» Directions for this task:
Exact copy without images: repeat every entry as written.

» Data to process:
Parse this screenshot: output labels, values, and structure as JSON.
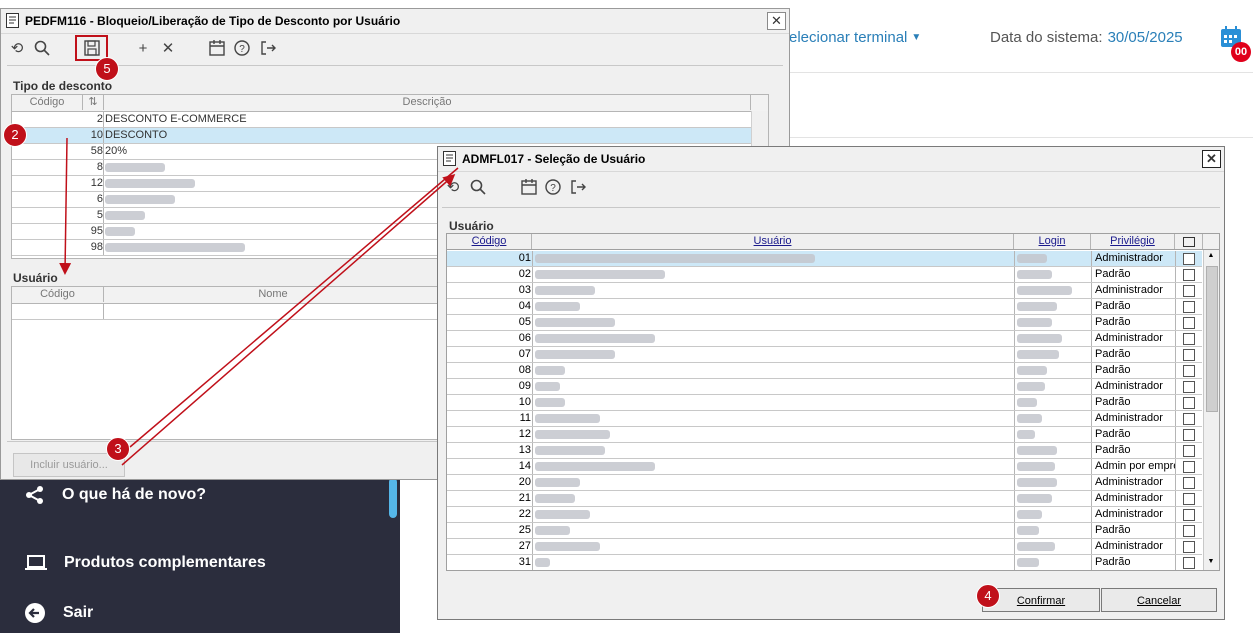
{
  "app": {
    "terminal_label": "elecionar terminal",
    "system_date_label": "Data do sistema:",
    "system_date_value": "30/05/2025",
    "calendar_badge": "00"
  },
  "side_menu": {
    "items": [
      {
        "label": "O que há de novo?",
        "icon": "share-icon"
      },
      {
        "label": "Produtos complementares",
        "icon": "laptop-icon"
      },
      {
        "label": "Sair",
        "icon": "exit-circle-icon"
      }
    ]
  },
  "window_main": {
    "title": "PEDFM116 - Bloqueio/Liberação de Tipo de Desconto por Usuário",
    "toolbar": [
      "undo-icon",
      "search-icon",
      "save-icon",
      "add-icon",
      "delete-icon",
      "calendar-icon",
      "help-icon",
      "exit-icon"
    ],
    "tipo_group_label": "Tipo de desconto",
    "tipo_columns": [
      "Código",
      "Descrição"
    ],
    "tipo_rows": [
      {
        "codigo": "2",
        "descricao": "DESCONTO E-COMMERCE"
      },
      {
        "codigo": "10",
        "descricao": "DESCONTO"
      },
      {
        "codigo": "58",
        "descricao": "20%"
      },
      {
        "codigo": "8",
        "descricao": ""
      },
      {
        "codigo": "12",
        "descricao": ""
      },
      {
        "codigo": "6",
        "descricao": ""
      },
      {
        "codigo": "5",
        "descricao": ""
      },
      {
        "codigo": "95",
        "descricao": ""
      },
      {
        "codigo": "98",
        "descricao": ""
      }
    ],
    "usuario_group_label": "Usuário",
    "usuario_columns": [
      "Código",
      "Nome"
    ],
    "incluir_button": "Incluir usuário..."
  },
  "window_select": {
    "title": "ADMFL017 - Seleção de Usuário",
    "toolbar": [
      "undo-icon",
      "search-icon",
      "calendar-icon",
      "help-icon",
      "exit-icon"
    ],
    "group_label": "Usuário",
    "columns": [
      "Código",
      "Usuário",
      "Login",
      "Privilégio"
    ],
    "rows": [
      {
        "codigo": "01",
        "privilegio": "Administrador"
      },
      {
        "codigo": "02",
        "privilegio": "Padrão"
      },
      {
        "codigo": "03",
        "privilegio": "Administrador"
      },
      {
        "codigo": "04",
        "privilegio": "Padrão"
      },
      {
        "codigo": "05",
        "privilegio": "Padrão"
      },
      {
        "codigo": "06",
        "privilegio": "Administrador"
      },
      {
        "codigo": "07",
        "privilegio": "Padrão"
      },
      {
        "codigo": "08",
        "privilegio": "Padrão"
      },
      {
        "codigo": "09",
        "privilegio": "Administrador"
      },
      {
        "codigo": "10",
        "privilegio": "Padrão"
      },
      {
        "codigo": "11",
        "privilegio": "Administrador"
      },
      {
        "codigo": "12",
        "privilegio": "Padrão"
      },
      {
        "codigo": "13",
        "privilegio": "Padrão"
      },
      {
        "codigo": "14",
        "privilegio": "Admin por empre"
      },
      {
        "codigo": "20",
        "privilegio": "Administrador"
      },
      {
        "codigo": "21",
        "privilegio": "Administrador"
      },
      {
        "codigo": "22",
        "privilegio": "Administrador"
      },
      {
        "codigo": "25",
        "privilegio": "Padrão"
      },
      {
        "codigo": "27",
        "privilegio": "Administrador"
      },
      {
        "codigo": "31",
        "privilegio": "Padrão"
      }
    ],
    "confirm_button": "Confirmar",
    "cancel_button": "Cancelar"
  },
  "annotations": {
    "step_2": "2",
    "step_3": "3",
    "step_4": "4",
    "step_5": "5",
    "color": "#c0101a"
  }
}
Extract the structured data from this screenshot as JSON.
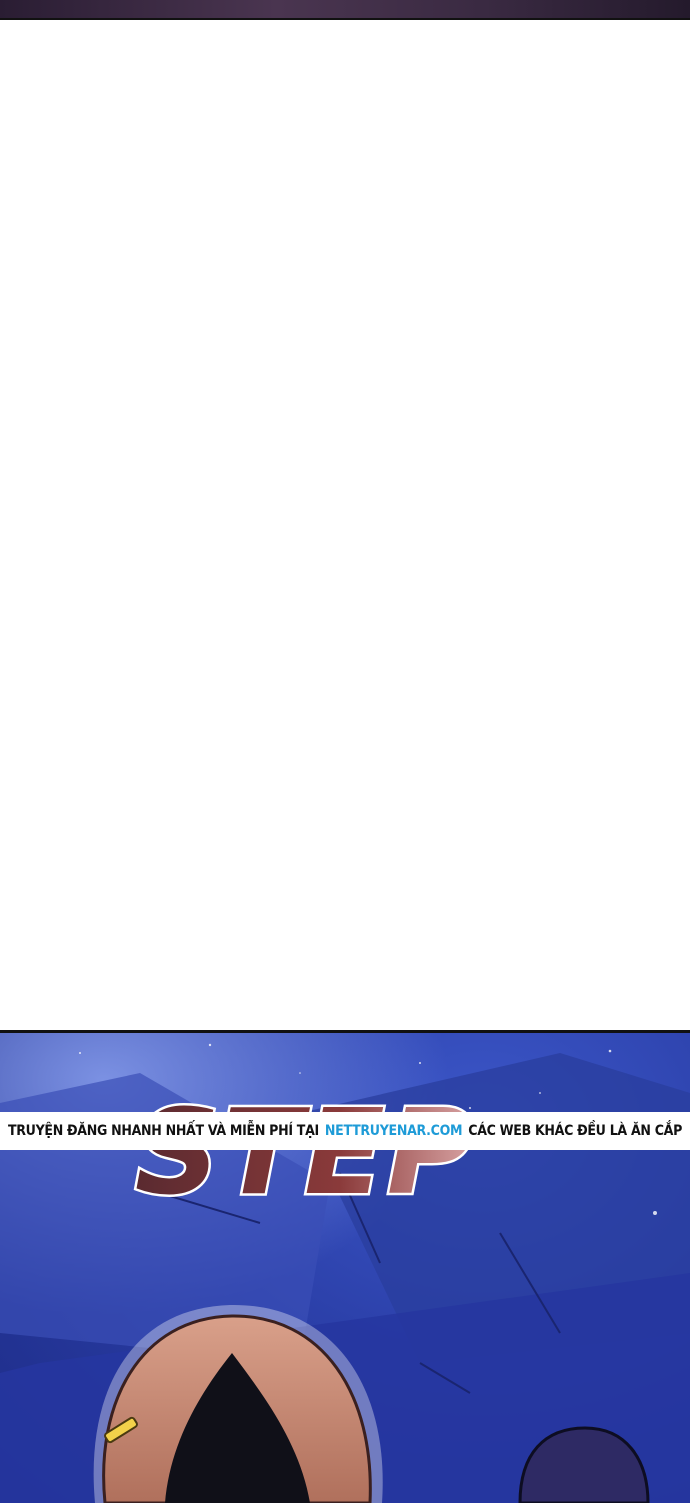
{
  "comic": {
    "sfx_text": "STEP",
    "banner": {
      "prefix": "TRUYỆN ĐĂNG NHANH NHẤT VÀ MIỄN PHÍ TẠI",
      "site": "NETTRUYENAR.COM",
      "suffix": "CÁC WEB KHÁC ĐỀU LÀ ĂN CẮP"
    },
    "colors": {
      "night_sky": "#2b3fa8",
      "hair": "#c98a74",
      "sfx_fill": "#8a3a3a",
      "banner_site": "#1e9bd7"
    }
  }
}
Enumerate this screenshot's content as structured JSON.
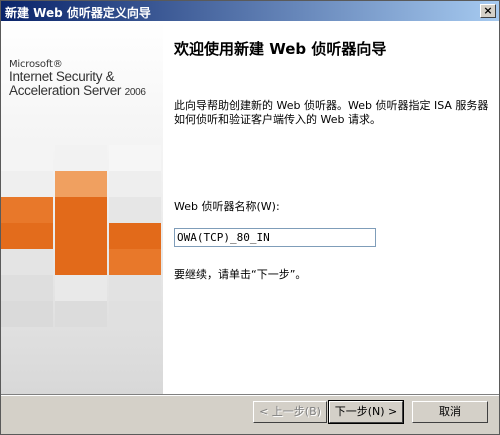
{
  "window": {
    "title": "新建 Web 侦听器定义向导",
    "close_label": "×"
  },
  "branding": {
    "microsoft": "Microsoft®",
    "product_line1": "Internet Security &",
    "product_line2": "Acceleration Server",
    "year": "2006"
  },
  "main": {
    "heading": "欢迎使用新建 Web 侦听器向导",
    "description": "此向导帮助创建新的 Web 侦听器。Web 侦听器指定 ISA 服务器如何侦听和验证客户端传入的 Web 请求。",
    "name_label": "Web 侦听器名称(W):",
    "name_value": "OWA(TCP)_80_IN",
    "continue_text": "要继续，请单击“下一步”。"
  },
  "buttons": {
    "back": "< 上一步(B)",
    "next": "下一步(N) >",
    "cancel": "取消"
  },
  "colors": {
    "title_start": "#0a246a",
    "title_end": "#a6caf0",
    "accent_orange": "#e26a1a",
    "accent_light_orange": "#f0a060"
  }
}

» Exercise solution:
Parse this screenshot: output labels, values, and structure as JSON.
{
  "app": {
    "terminal_label": "elecionar terminal",
    "system_date_label": "Data do sistema:",
    "system_date_value": "30/05/2025",
    "calendar_badge": "00"
  },
  "side_menu": {
    "items": [
      {
        "label": "O que há de novo?",
        "icon": "share-icon"
      },
      {
        "label": "Produtos complementares",
        "icon": "laptop-icon"
      },
      {
        "label": "Sair",
        "icon": "exit-circle-icon"
      }
    ]
  },
  "window_main": {
    "title": "PEDFM116 - Bloqueio/Liberação de Tipo de Desconto por Usuário",
    "toolbar": [
      "undo-icon",
      "search-icon",
      "save-icon",
      "add-icon",
      "delete-icon",
      "calendar-icon",
      "help-icon",
      "exit-icon"
    ],
    "tipo_group_label": "Tipo de desconto",
    "tipo_columns": [
      "Código",
      "Descrição"
    ],
    "tipo_rows": [
      {
        "codigo": "2",
        "descricao": "DESCONTO E-COMMERCE"
      },
      {
        "codigo": "10",
        "descricao": "DESCONTO"
      },
      {
        "codigo": "58",
        "descricao": "20%"
      },
      {
        "codigo": "8",
        "descricao": ""
      },
      {
        "codigo": "12",
        "descricao": ""
      },
      {
        "codigo": "6",
        "descricao": ""
      },
      {
        "codigo": "5",
        "descricao": ""
      },
      {
        "codigo": "95",
        "descricao": ""
      },
      {
        "codigo": "98",
        "descricao": ""
      }
    ],
    "usuario_group_label": "Usuário",
    "usuario_columns": [
      "Código",
      "Nome"
    ],
    "incluir_button": "Incluir usuário..."
  },
  "window_select": {
    "title": "ADMFL017 - Seleção de Usuário",
    "toolbar": [
      "undo-icon",
      "search-icon",
      "calendar-icon",
      "help-icon",
      "exit-icon"
    ],
    "group_label": "Usuário",
    "columns": [
      "Código",
      "Usuário",
      "Login",
      "Privilégio"
    ],
    "rows": [
      {
        "codigo": "01",
        "privilegio": "Administrador"
      },
      {
        "codigo": "02",
        "privilegio": "Padrão"
      },
      {
        "codigo": "03",
        "privilegio": "Administrador"
      },
      {
        "codigo": "04",
        "privilegio": "Padrão"
      },
      {
        "codigo": "05",
        "privilegio": "Padrão"
      },
      {
        "codigo": "06",
        "privilegio": "Administrador"
      },
      {
        "codigo": "07",
        "privilegio": "Padrão"
      },
      {
        "codigo": "08",
        "privilegio": "Padrão"
      },
      {
        "codigo": "09",
        "privilegio": "Administrador"
      },
      {
        "codigo": "10",
        "privilegio": "Padrão"
      },
      {
        "codigo": "11",
        "privilegio": "Administrador"
      },
      {
        "codigo": "12",
        "privilegio": "Padrão"
      },
      {
        "codigo": "13",
        "privilegio": "Padrão"
      },
      {
        "codigo": "14",
        "privilegio": "Admin por empre"
      },
      {
        "codigo": "20",
        "privilegio": "Administrador"
      },
      {
        "codigo": "21",
        "privilegio": "Administrador"
      },
      {
        "codigo": "22",
        "privilegio": "Administrador"
      },
      {
        "codigo": "25",
        "privilegio": "Padrão"
      },
      {
        "codigo": "27",
        "privilegio": "Administrador"
      },
      {
        "codigo": "31",
        "privilegio": "Padrão"
      }
    ],
    "confirm_button": "Confirmar",
    "cancel_button": "Cancelar"
  },
  "annotations": {
    "step_2": "2",
    "step_3": "3",
    "step_4": "4",
    "step_5": "5",
    "color": "#c0101a"
  }
}
Extract the structured data from this screenshot as JSON.
{
  "comic": {
    "sfx_text": "STEP",
    "banner": {
      "prefix": "TRUYỆN ĐĂNG NHANH NHẤT VÀ MIỄN PHÍ TẠI",
      "site": "NETTRUYENAR.COM",
      "suffix": "CÁC WEB KHÁC ĐỀU LÀ ĂN CẮP"
    },
    "colors": {
      "night_sky": "#2b3fa8",
      "hair": "#c98a74",
      "sfx_fill": "#8a3a3a",
      "banner_site": "#1e9bd7"
    }
  }
}
Enumerate this screenshot's content as structured JSON.
{
  "window": {
    "title": "新建 Web 侦听器定义向导",
    "close_label": "×"
  },
  "branding": {
    "microsoft": "Microsoft®",
    "product_line1": "Internet Security &",
    "product_line2": "Acceleration Server",
    "year": "2006"
  },
  "main": {
    "heading": "欢迎使用新建 Web 侦听器向导",
    "description": "此向导帮助创建新的 Web 侦听器。Web 侦听器指定 ISA 服务器如何侦听和验证客户端传入的 Web 请求。",
    "name_label": "Web 侦听器名称(W):",
    "name_value": "OWA(TCP)_80_IN",
    "continue_text": "要继续，请单击“下一步”。"
  },
  "buttons": {
    "back": "< 上一步(B)",
    "next": "下一步(N) >",
    "cancel": "取消"
  },
  "colors": {
    "title_start": "#0a246a",
    "title_end": "#a6caf0",
    "accent_orange": "#e26a1a",
    "accent_light_orange": "#f0a060"
  }
}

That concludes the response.